Return only those lines of the listing that hold the word "from".
** Opening Data block **
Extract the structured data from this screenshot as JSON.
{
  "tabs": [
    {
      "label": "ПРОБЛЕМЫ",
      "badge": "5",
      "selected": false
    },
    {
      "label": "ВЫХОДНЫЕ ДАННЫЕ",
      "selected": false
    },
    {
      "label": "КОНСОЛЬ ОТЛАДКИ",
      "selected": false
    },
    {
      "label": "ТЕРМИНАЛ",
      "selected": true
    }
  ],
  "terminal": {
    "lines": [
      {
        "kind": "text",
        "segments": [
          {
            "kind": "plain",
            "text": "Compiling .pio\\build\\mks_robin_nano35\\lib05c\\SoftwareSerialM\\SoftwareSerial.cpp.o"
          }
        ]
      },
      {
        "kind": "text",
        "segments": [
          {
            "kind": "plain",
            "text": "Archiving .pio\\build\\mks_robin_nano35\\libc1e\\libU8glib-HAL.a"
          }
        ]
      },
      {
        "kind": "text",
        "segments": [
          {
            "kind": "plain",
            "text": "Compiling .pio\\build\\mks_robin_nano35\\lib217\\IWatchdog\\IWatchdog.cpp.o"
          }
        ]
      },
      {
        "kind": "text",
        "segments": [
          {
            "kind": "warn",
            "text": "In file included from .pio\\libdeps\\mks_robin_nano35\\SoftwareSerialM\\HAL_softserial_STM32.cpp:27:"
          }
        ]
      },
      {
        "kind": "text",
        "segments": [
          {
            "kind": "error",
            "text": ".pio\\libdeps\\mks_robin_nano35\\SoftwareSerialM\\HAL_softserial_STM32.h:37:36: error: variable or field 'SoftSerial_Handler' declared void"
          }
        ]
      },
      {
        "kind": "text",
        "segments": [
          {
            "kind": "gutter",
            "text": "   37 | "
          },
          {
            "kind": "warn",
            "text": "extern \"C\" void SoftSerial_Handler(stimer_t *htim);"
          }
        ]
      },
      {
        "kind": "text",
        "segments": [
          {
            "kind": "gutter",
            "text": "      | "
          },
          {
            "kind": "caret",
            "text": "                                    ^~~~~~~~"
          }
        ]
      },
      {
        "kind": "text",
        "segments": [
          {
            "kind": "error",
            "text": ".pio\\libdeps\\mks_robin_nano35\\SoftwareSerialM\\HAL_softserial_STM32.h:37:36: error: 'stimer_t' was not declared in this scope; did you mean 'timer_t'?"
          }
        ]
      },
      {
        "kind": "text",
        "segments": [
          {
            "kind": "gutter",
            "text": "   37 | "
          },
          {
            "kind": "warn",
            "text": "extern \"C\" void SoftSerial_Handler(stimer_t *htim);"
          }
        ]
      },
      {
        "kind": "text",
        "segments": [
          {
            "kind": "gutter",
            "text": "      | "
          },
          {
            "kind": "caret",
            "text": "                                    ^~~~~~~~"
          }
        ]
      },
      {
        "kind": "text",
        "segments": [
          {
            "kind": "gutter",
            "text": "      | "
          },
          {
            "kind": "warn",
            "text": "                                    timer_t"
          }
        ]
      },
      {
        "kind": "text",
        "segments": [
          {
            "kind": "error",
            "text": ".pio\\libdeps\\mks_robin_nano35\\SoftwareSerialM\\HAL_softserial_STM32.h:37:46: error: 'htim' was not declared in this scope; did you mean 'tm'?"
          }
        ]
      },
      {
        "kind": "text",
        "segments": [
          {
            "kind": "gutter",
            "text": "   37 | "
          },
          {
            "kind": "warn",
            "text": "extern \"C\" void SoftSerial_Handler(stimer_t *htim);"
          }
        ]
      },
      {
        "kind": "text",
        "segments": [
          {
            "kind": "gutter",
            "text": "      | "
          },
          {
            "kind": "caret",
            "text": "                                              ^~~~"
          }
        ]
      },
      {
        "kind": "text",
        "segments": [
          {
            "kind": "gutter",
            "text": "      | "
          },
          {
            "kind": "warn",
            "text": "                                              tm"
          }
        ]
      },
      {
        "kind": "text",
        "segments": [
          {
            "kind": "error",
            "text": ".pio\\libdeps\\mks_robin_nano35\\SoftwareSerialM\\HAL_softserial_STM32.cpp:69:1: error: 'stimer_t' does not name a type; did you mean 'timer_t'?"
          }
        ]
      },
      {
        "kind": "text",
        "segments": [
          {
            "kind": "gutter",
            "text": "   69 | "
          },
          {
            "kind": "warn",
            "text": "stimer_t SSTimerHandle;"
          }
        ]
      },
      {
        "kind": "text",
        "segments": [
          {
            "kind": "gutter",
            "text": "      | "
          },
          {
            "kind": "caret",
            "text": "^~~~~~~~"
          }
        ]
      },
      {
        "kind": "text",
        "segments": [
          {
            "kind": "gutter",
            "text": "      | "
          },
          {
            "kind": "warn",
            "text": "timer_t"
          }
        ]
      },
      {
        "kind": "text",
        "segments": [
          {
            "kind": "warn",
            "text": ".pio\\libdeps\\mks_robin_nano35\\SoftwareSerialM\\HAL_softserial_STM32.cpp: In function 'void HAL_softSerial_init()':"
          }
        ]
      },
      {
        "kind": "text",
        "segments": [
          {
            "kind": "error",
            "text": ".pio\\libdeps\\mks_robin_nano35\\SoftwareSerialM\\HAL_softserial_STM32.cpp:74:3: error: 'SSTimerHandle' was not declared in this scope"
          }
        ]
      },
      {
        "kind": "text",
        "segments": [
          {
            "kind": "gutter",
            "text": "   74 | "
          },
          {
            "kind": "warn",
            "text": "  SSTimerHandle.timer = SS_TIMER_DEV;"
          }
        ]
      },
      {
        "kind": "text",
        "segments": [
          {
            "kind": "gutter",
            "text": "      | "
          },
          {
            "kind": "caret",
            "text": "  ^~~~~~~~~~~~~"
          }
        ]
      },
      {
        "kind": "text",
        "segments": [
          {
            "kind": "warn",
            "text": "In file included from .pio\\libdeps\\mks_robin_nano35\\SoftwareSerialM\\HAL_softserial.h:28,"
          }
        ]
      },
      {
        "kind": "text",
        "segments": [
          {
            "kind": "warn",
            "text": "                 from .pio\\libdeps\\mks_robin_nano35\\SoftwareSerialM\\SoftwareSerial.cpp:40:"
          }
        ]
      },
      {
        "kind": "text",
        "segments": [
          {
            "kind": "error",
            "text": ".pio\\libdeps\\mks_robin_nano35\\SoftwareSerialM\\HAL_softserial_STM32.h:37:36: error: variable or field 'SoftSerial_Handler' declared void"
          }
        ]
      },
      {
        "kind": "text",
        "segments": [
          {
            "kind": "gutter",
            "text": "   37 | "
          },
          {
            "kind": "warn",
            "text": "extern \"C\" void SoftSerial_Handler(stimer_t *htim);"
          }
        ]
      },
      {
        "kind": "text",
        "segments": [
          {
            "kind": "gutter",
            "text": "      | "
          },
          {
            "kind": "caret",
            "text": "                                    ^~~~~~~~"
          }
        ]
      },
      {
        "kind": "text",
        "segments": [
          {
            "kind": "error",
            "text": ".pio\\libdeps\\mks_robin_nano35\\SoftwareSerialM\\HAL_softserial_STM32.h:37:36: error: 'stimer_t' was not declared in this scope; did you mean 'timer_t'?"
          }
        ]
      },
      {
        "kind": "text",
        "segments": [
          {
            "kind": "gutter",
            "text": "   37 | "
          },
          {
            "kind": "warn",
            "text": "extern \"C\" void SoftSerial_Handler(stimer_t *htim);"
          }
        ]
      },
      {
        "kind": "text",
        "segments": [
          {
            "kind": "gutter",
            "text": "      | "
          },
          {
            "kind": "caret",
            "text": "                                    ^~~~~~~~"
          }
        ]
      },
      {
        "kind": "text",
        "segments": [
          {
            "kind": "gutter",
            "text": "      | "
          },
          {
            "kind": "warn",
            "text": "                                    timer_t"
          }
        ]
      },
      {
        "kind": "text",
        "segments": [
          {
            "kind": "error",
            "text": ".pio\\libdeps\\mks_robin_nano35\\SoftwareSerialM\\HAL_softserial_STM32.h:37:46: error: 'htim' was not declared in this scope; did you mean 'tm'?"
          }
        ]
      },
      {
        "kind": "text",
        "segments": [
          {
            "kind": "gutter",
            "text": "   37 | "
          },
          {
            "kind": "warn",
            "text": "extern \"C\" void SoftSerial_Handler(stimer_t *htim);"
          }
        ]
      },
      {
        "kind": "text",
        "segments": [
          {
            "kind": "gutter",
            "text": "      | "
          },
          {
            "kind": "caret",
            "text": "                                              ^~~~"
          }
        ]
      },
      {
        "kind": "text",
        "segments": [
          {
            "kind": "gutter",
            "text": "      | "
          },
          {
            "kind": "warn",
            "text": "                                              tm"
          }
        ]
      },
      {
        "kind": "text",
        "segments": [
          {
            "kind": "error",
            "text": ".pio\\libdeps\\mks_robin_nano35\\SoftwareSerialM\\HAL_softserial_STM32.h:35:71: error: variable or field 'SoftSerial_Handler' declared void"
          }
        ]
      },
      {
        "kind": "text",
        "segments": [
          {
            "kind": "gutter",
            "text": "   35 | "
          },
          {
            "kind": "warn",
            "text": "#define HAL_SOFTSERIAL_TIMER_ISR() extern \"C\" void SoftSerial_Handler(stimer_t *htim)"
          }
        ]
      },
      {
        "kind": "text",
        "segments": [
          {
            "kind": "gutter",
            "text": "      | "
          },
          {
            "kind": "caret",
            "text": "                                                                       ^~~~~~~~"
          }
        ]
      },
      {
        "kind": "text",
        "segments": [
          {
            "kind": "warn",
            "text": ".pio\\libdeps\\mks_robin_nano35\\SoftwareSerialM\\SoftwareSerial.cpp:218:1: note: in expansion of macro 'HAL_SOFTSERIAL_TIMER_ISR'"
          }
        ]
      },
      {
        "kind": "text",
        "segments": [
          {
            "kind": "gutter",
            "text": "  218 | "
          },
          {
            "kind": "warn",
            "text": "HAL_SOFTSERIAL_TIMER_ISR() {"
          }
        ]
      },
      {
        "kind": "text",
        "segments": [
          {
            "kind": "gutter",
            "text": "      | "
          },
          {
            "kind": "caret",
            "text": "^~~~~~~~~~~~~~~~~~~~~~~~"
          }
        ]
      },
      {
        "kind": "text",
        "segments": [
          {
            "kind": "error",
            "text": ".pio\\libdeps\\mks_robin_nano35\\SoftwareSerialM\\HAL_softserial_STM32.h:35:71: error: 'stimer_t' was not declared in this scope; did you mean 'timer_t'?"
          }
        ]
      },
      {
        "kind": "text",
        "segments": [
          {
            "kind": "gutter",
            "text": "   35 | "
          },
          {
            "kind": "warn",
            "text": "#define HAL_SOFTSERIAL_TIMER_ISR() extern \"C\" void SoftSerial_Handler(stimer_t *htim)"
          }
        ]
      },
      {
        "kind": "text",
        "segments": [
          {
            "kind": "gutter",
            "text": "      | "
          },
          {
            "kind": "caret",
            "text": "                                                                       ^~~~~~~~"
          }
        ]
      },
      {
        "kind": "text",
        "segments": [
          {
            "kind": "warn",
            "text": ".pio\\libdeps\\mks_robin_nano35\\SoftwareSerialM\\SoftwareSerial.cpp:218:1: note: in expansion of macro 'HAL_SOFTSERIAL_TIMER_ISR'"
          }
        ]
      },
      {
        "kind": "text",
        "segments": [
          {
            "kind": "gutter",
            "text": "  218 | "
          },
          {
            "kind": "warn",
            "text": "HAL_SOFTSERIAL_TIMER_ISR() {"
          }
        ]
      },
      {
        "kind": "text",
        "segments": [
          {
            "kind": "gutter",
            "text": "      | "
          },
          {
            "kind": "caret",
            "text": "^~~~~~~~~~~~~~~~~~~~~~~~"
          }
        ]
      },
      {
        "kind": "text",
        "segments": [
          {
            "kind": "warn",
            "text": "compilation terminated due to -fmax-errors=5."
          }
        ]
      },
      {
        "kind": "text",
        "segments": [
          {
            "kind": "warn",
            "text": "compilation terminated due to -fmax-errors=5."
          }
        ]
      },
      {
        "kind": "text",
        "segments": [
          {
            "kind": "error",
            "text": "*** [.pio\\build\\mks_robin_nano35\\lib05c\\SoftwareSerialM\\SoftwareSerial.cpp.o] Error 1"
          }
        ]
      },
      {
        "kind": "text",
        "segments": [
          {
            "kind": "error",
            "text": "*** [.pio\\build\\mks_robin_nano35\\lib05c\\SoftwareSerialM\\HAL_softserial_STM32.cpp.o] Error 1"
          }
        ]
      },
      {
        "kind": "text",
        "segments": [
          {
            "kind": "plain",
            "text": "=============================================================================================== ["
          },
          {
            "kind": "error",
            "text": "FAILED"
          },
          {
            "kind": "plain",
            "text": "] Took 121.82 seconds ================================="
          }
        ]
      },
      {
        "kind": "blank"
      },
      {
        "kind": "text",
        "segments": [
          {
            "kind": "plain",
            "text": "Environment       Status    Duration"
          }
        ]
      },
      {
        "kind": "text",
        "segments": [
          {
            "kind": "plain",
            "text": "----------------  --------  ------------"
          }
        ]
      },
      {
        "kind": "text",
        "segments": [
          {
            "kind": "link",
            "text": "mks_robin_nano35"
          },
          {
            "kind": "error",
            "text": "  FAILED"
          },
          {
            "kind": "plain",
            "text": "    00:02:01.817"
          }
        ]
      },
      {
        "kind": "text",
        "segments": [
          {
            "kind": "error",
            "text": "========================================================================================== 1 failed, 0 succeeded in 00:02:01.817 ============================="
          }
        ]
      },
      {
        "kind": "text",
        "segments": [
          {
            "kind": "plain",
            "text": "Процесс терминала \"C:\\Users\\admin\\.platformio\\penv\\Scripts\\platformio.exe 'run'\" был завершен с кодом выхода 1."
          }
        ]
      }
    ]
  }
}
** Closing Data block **
Task solution>
Extract the structured data from this screenshot as JSON.
            "text": "In file included from .pio\\libdeps\\mks_robin_nano35\\SoftwareSerialM\\HAL_softserial_STM32.cpp:27:"
            "text": "In file included from .pio\\libdeps\\mks_robin_nano35\\SoftwareSerialM\\HAL_softserial.h:28,"
            "text": "                 from .pio\\libdeps\\mks_robin_nano35\\SoftwareSerialM\\SoftwareSerial.cpp:40:"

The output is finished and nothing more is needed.